Henry Payer is a Ho Chunk (Winnebago) artist who works primarily with collage and mixed media. Born in Sioux City, IA in 1986, Payer received a BFA from the Institute of American Indian Arts in Santa Fe, NM in 2008. He was invited to study at the University of Wisconsin-Madison and received an MFA in 2013. Henry has exhibited work his at such places as the Great Plains Museum of Art in Lincoln, NE; All My Relationships Gallery in Minneapolis, MN; Sherry Leedy Contemporary Art in Kansas City, MO; and Overture Galleries located in Madison, WI. Payer’s work has also been exhibited at the University of Venice Ca’ Voscari, Palazzo Cosulich in Venice, Italy. Payer has spent time as an instructor at the Oscar Howe Summer Art Institute, located at the University of South Dakota in Vermillion. He currently lives in Sioux City, IA.
Payer’s narrative compositions are bold and contemporary. His works use indigenous cartographic methods with traditional aspects of spatial representation and symbolism, while adopting European modernist models of cubism, spatial distortion and collage. Each work offers a visual account of the symbols and voices appropriated by American consumer society that reconfigure history, refer to the altered landscape or identity of a portrait. The Payer questions our assumptions and challenges the dialogue of what should be expected of local artists. Henry represents the work of artists seeking to expand the range and voice of their visual expression and cultural representation while attending to the concepts and forms of tradition.

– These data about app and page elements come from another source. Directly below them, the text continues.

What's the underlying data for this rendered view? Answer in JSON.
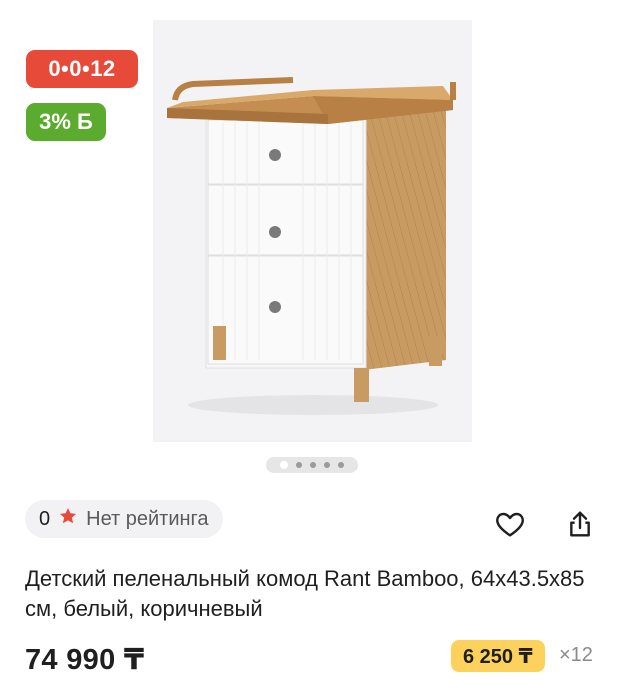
{
  "badges": {
    "installment": "0•0•12",
    "bonus": "3% Б"
  },
  "gallery": {
    "image_count": 5,
    "active_index": 0
  },
  "rating": {
    "count": "0",
    "label": "Нет рейтинга"
  },
  "actions": {
    "favorite_icon": "heart-icon",
    "share_icon": "share-icon"
  },
  "product": {
    "title": "Детский пеленальный комод Rant Bamboo, 64x43.5x85 см, белый, коричневый",
    "price": "74 990 ₸",
    "monthly_payment": "6 250 ₸",
    "months": "×12"
  },
  "colors": {
    "installment_badge": "#e84a3a",
    "bonus_badge": "#5aab2e",
    "monthly_badge": "#fcd25c",
    "star": "#e84a3a"
  }
}
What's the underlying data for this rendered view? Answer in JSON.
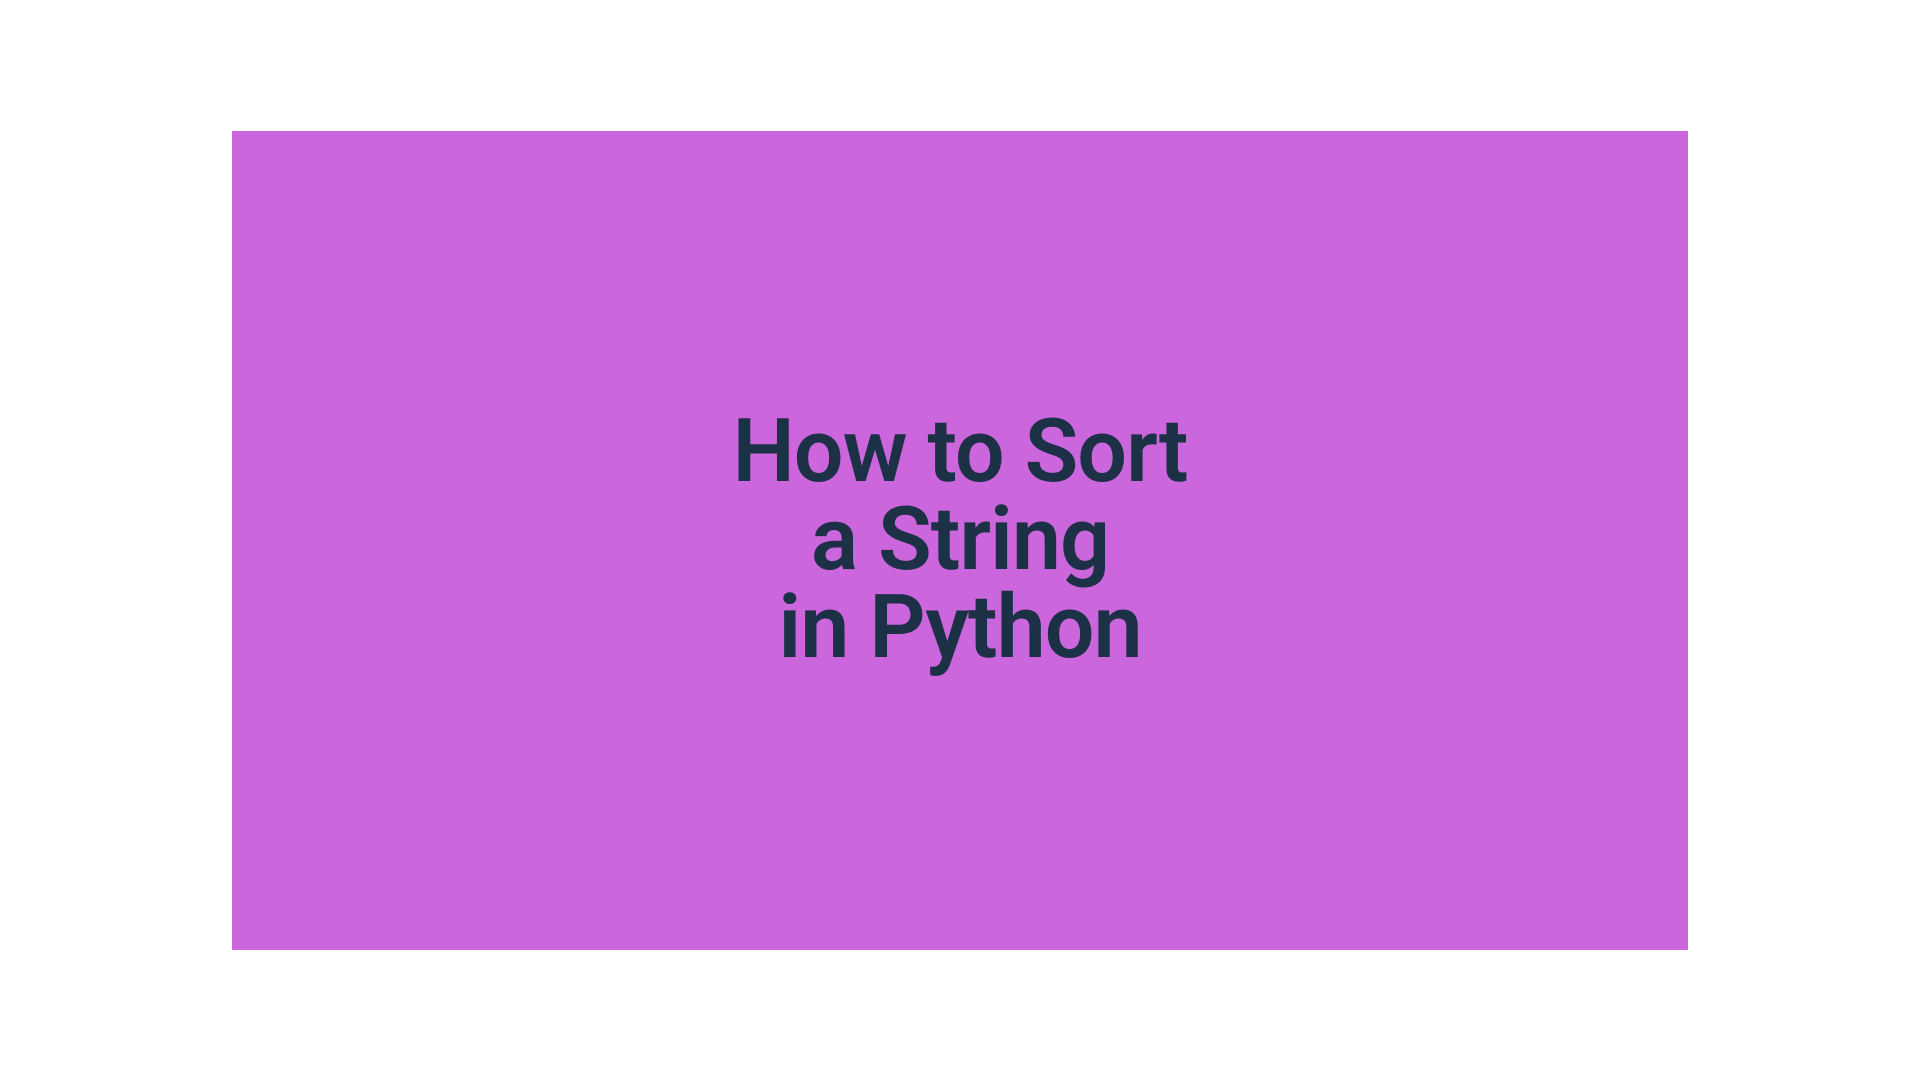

Artist’s statement: “My interest is in recovering the history of Ho Chunk and preserving our visual culture. As an Indigenous artist, it’s important I bring useful ways to talk about our experiences and share our history. My focus is on an accurate representation that challenges our pervasive American identity to interpret the modern Ho Chunk experience. I create works that address our cultural survival and visual continuity.
I make collage paintings with the goal of creating a contemporary aesthetic that reflects, revitalizes and reintegrates the forms and narratives of Ho Chunk visual art. I have developed a multimedia artistic practice that expands the visual language through the re-incorporation of traditional objects, forms and motifs using contemporary methods and techniques. My process involved traveling to these places of our historical departure, where I sought access to documents, maps, photographs and cultural objects obtained from museums to research the visual forms and language of our material arts. This influenced my work by relating to both our relationship with the land from displacement and our acquired traditional art forms. This exploration allows the artwork to speak to issues of land, identity and our visual culture by combining historical narratives, maps and photographs with literary concepts, art history and personal experiences.
Utilizing extensive research in combination with inherent perspective; I am able to recover, document and expand contemporary Ho Chunk artistic expression. I aim to contribute to the revision and inclusion of our history through the active depiction of Ho Chunk’s narrative. My perception and relationship with the land is based on a shared experience found within the power of these places of inspiration. This initial reaction is a physical intervention with places of historical significance where the act of removal/displacement separates the connection between the collage and my cultural background. The multidisciplinary works then inform each other, contributing through the use of shared materials and content. While I have been fortunate to interact with the characteristics of traditional culture, I am committed to this lifelong access to knowledge in an effort to develop artworks based on concepts specific to Ho Chunk aesthetics, stories and ways of life. My works are contemporary expressions that reflect my growth as a Ho Chunk artist while preserving the tradition of my culture.”
You can find more of his artwork on his Instagram page @hochunkhenry